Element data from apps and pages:

◆ ◆ ◆

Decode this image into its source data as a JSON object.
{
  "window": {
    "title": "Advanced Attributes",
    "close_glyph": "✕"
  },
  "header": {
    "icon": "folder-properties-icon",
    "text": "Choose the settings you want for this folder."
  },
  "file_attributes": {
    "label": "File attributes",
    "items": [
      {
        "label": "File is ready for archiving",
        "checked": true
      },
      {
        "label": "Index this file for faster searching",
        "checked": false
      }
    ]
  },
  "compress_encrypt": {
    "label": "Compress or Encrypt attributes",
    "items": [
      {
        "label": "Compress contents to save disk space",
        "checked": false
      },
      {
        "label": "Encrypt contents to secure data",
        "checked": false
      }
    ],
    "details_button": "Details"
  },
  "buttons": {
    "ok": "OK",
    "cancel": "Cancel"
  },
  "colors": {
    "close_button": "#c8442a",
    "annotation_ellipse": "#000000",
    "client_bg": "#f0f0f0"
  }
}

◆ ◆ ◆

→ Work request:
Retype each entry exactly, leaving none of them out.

→ Written answer:
Decode this image into its source data as a JSON object.
{
  "window": {
    "title": "Advanced Attributes",
    "close_glyph": "✕"
  },
  "header": {
    "icon": "folder-properties-icon",
    "text": "Choose the settings you want for this folder."
  },
  "file_attributes": {
    "label": "File attributes",
    "items": [
      {
        "label": "File is ready for archiving",
        "checked": true
      },
      {
        "label": "Index this file for faster searching",
        "checked": false
      }
    ]
  },
  "compress_encrypt": {
    "label": "Compress or Encrypt attributes",
    "items": [
      {
        "label": "Compress contents to save disk space",
        "checked": false
      },
      {
        "label": "Encrypt contents to secure data",
        "checked": false
      }
    ],
    "details_button": "Details"
  },
  "buttons": {
    "ok": "OK",
    "cancel": "Cancel"
  },
  "colors": {
    "close_button": "#c8442a",
    "annotation_ellipse": "#000000",
    "client_bg": "#f0f0f0"
  }
}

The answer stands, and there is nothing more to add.